What needs to be done => Comb the records below for the string "quiz" and copy each line where it turns up.

Web page and app entries =>
────────────────

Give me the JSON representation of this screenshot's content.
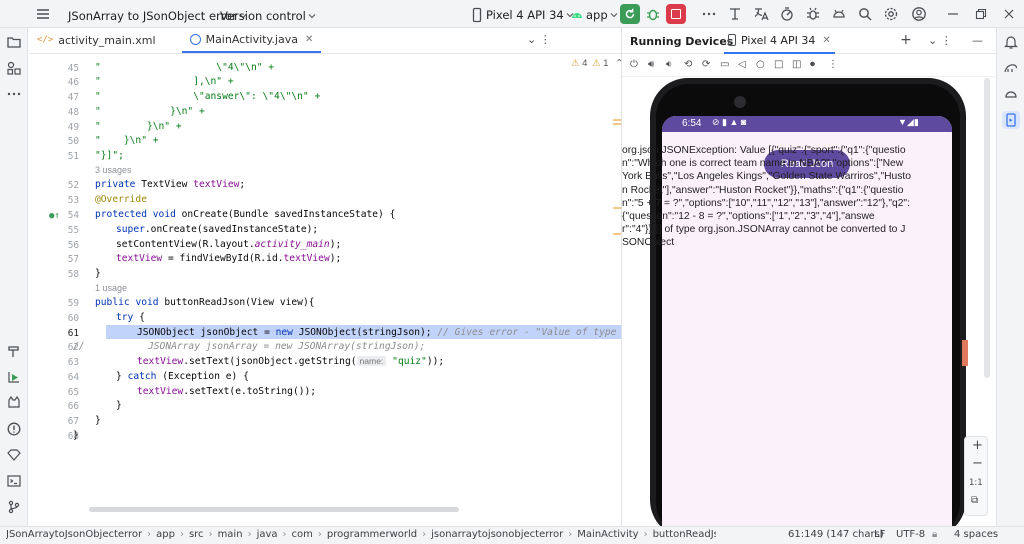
{
  "titlebar": {
    "project": "JSonArray to JSonObject error",
    "vcs": "Version control",
    "device": "Pixel 4 API 34",
    "run_config": "app"
  },
  "editor": {
    "tabs": [
      {
        "label": "activity_main.xml"
      },
      {
        "label": "MainActivity.java"
      }
    ],
    "inspection": {
      "warnings": "4",
      "weak_warnings": "1"
    },
    "usages": [
      "3 usages",
      "1 usage"
    ],
    "param_hint": "name:",
    "line_numbers": [
      "45",
      "46",
      "47",
      "48",
      "49",
      "50",
      "51",
      "52",
      "53",
      "54",
      "55",
      "56",
      "57",
      "58",
      "59",
      "60",
      "61",
      "62",
      "63",
      "64",
      "65",
      "66",
      "67",
      "68"
    ],
    "lines": [
      "\"                    \\\"4\\\"\\n\" +",
      "\"                ],\\n\" +",
      "\"                \\\"answer\\\": \\\"4\\\"\\n\" +",
      "\"            }\\n\" +",
      "\"        }\\n\" +",
      "\"    }\\n\" +",
      "\"}]\";",
      "private TextView textView;",
      "@Override",
      "protected void onCreate(Bundle savedInstanceState) {",
      "super.onCreate(savedInstanceState);",
      "setContentView(R.layout.activity_main);",
      "textView = findViewById(R.id.textView);",
      "}",
      "public void buttonReadJson(View view){",
      "try {",
      "JSONObject jsonObject = new JSONObject(stringJson); // Gives error - \"Value of type org.json",
      "JSONArray jsonArray = new JSONArray(stringJson);",
      "textView.setText(jsonObject.getString( \"quiz\"));",
      "} catch (Exception e) {",
      "textView.setText(e.toString());",
      "}",
      "}",
      "}"
    ],
    "comment_prefix": "//"
  },
  "device_panel": {
    "title": "Running Devices",
    "tab_label": "Pixel 4 API 34",
    "zoom_label": "1:1"
  },
  "phone": {
    "time": "6:54",
    "button_label": "Read Json",
    "output_text": "org.json.JSONException: Value [{\"quiz\":{\"sport\":{\"q1\":{\"question\":\"Which one is correct team name in NBA?\",\"options\":[\"New York Bulls\",\"Los Angeles Kings\",\"Golden State Warriros\",\"Huston Rocket\"],\"answer\":\"Huston Rocket\"}},\"maths\":{\"q1\":{\"question\":\"5 + 7 = ?\",\"options\":[\"10\",\"11\",\"12\",\"13\"],\"answer\":\"12\"},\"q2\":{\"question\":\"12 - 8 = ?\",\"options\":[\"1\",\"2\",\"3\",\"4\"],\"answer\":\"4\"}}}}] of type org.json.JSONArray cannot be converted to JSONObject",
    "accent": "#5e4a9e",
    "screen_bg": "#fbf1fb"
  },
  "statusbar": {
    "breadcrumbs": [
      "JSonArraytoJsonObjecterror",
      "app",
      "src",
      "main",
      "java",
      "com",
      "programmerworld",
      "jsonarraytojsonobjecterror",
      "MainActivity",
      "buttonReadJson"
    ],
    "position": "61:149 (147 chars)",
    "line_sep": "LF",
    "encoding": "UTF-8",
    "indent": "4 spaces"
  }
}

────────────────

Answer below =>
      "textView.setText(jsonObject.getString( \"quiz\"));",
    "output_text": "org.json.JSONException: Value [{\"quiz\":{\"sport\":{\"q1\":{\"question\":\"Which one is correct team name in NBA?\",\"options\":[\"New York Bulls\",\"Los Angeles Kings\",\"Golden State Warriros\",\"Huston Rocket\"],\"answer\":\"Huston Rocket\"}},\"maths\":{\"q1\":{\"question\":\"5 + 7 = ?\",\"options\":[\"10\",\"11\",\"12\",\"13\"],\"answer\":\"12\"},\"q2\":{\"question\":\"12 - 8 = ?\",\"options\":[\"1\",\"2\",\"3\",\"4\"],\"answer\":\"4\"}}}}] of type org.json.JSONArray cannot be converted to JSONObject",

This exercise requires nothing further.